It looks unassuming, but this lump of rack unit kit is part of the future of broadcast. Given that five minutes of uncompressed 8K can take up an entire terabyte of storage, harnessing the power of HEVC to squash it down into something both storable and transmittable is a worthwhile venture. NHK and Mitsubishi have been the first to do it with this 8K encoder.
NHK is, of course, one of the driving forces behind 8K (or Super Hi-Vision as it’s been called for years by both it and the BBC, the other main R&D centre working on the format), so it’s little surprise to see it involved. Mitsubishi Electric is perhaps a bit more of a left-field name, but given the sheer number of companies trading under that umbrella, the Japanese industrial and electronics giant certainly has enough expertise it can lean on in enough different areas to pull most things off if it puts its mind to it.
The secret of handling 8K is, of course, parallel processing.
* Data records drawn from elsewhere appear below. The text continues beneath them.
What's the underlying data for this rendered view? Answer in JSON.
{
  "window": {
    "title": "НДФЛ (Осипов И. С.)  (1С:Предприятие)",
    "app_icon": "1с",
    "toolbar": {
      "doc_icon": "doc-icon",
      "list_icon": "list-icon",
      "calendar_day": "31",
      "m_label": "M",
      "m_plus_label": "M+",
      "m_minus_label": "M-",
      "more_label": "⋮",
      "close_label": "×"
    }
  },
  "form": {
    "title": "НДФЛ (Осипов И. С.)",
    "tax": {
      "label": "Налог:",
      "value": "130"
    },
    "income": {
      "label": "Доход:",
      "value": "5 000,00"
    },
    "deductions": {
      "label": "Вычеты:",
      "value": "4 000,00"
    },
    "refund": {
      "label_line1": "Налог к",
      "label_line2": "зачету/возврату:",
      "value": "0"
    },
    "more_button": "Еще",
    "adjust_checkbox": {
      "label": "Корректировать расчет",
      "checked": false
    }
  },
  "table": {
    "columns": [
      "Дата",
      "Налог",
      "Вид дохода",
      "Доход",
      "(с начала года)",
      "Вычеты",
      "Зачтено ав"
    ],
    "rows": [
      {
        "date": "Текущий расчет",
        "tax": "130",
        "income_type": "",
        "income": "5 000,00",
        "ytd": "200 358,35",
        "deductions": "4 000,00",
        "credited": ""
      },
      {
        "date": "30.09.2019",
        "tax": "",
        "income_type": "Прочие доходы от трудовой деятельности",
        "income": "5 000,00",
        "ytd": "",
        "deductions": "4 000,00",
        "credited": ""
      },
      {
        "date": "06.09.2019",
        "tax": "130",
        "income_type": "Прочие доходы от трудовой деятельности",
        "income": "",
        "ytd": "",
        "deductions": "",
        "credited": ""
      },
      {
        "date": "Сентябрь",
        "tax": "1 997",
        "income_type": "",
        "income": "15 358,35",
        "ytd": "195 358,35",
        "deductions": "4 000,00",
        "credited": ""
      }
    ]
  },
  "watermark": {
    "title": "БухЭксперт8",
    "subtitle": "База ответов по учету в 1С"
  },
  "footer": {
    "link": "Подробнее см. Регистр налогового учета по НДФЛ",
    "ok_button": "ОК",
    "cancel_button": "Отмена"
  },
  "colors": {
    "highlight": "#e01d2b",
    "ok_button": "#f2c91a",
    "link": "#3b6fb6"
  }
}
This is how the BBC and NHK managed to squirt 8K around during its trials at the Olympics, and this encoder is no different. Essentially it divides the image into seventeen 7680 x 256 strips, which share moving object data (speed and direction) at the strip edges to prevent image degradation at the joins when the image is stitched back together.
Currently the team working on the encoder have it operating in realtime at 60Hz. The next developmental push is to ramp that up to 120Hz, which is, of course, one of the other defining aspects of SHV.